For me, who wander over the wide world with a determination to let nothing dwell seriously on my mind; but skimming the surface of every thing, to enjoy its sweets, and lightly reject its bitters; for me, the world appears a comedy; and, to own the truth, too much of a comedy! If it does not call forth my resentment, alas! it too little generates my love. You haters have the advantage of us there: I perceive you can love too, with violence! You remind me too acutely of the words of a common song:
"A generous friendship no cold medium knows; Glows with one love, with one resentment glows!"

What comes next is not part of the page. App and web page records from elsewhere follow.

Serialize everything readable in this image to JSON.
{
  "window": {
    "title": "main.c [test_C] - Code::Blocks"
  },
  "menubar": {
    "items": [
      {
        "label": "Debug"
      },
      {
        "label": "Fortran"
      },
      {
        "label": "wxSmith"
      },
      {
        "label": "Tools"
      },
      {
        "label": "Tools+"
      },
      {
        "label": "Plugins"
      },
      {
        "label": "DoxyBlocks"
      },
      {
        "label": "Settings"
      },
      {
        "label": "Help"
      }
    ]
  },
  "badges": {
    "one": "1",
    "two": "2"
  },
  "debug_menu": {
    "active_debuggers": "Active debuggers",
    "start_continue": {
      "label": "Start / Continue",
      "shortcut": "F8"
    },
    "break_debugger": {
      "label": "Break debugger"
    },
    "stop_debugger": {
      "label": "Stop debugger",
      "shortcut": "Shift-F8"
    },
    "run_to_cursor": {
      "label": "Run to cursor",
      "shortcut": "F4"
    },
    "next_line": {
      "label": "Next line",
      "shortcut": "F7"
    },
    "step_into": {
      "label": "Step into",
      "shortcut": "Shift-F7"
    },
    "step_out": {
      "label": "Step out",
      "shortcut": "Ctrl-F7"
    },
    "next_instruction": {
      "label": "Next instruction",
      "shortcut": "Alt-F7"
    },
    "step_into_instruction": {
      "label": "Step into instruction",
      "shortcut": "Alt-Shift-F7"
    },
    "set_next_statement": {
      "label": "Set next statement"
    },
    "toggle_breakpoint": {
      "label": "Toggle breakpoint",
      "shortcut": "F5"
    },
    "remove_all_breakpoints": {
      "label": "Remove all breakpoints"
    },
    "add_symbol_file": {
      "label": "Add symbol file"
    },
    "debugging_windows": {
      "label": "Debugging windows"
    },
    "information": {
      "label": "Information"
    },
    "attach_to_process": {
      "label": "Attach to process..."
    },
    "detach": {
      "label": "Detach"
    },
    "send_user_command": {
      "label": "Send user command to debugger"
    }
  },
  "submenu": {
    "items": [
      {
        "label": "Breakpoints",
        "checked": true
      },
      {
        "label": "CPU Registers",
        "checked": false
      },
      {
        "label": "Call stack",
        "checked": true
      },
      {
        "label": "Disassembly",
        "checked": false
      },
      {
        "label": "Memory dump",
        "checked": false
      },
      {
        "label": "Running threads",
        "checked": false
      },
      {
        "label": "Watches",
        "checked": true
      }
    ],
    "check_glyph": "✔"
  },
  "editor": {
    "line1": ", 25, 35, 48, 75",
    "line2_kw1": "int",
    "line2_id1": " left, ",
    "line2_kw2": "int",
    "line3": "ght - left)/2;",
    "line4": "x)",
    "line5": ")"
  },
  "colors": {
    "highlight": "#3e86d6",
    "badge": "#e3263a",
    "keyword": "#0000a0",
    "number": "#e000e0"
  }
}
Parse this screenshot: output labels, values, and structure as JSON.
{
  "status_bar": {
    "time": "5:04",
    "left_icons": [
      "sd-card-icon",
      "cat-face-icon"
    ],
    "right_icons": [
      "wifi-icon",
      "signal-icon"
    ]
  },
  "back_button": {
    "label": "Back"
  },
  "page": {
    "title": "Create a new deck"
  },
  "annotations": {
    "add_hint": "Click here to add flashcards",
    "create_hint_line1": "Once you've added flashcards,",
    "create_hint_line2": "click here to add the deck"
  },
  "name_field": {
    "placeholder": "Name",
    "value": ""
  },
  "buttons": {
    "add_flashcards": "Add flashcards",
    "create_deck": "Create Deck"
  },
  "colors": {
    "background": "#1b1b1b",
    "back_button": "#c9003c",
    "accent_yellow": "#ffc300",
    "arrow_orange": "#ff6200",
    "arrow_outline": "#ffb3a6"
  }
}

HARRY RANDOM, with all his carlessness and gaiety, and all his attempts to "set the table in a roar," knows not these gratifying extremes!
Look, however, around you on the world; or if you must confine yourself to literature, look on your brother authors, and observe how little there is worthy either of affection or disgust. I wish, therefore, you would learn to treat your subjects with a little more complacency; with a little more of that playfulness of ideas, which generates ease and cheerfulness; instead of assuming the character of
"Wisdom in sable garb array'd,
Immers'd in rapturous thought profound;
With leaden eye, that loves the ground!"
I had written thus far, when your two last num
bers reached me; having been for some time absent from this place on a tour. Your last proves to me how little you are affected by my advice; or, perhaps, how little capable you are of variation! O Sir, do not, I beseech you, indulge so much in these dull sermonizing essays! You infect even me with your gravity! Instead of moving with my wonted elasticity, I shall become as soporific as yourself!
Why should you argue with such solemn earnestness for the privileges of poets? I do not know in what they differ from other men, unless in their imprudence and their folly! If an author makes me laugh, I am grateful to him; but 1 cannot forgive his troublesome eccentricities, because, forsooth, he makes not only himself, but his readers, miserable ! It is said that Dulce est decipere in loco; and what is the place, in which this is not desirable?
You are told by your correspondent, Londinensis, "to unmask pretended patriotism, and detect the empiricism of ministers." Do it then with a playful hand, if you can: gently and smilingly draw off the disguise; but tear it not open with rude indignation, leaving wounds by the violence of the rent; nor probe the sore to the bottom with a rough and unsparing lancet. The man, who makes us smile is forgiven even while he exposes us; but severity, harshness, and insult no one ever forgets. And are you in such conscious security yourself, as undauntedly to incur the hazard of revenge? I have heard that you have enemies enough without wantonly provoking more; or whetting the appetites of those, to whose malice you have been already exposed! You have been guilty of unpardonable offences among your neighbouring squires :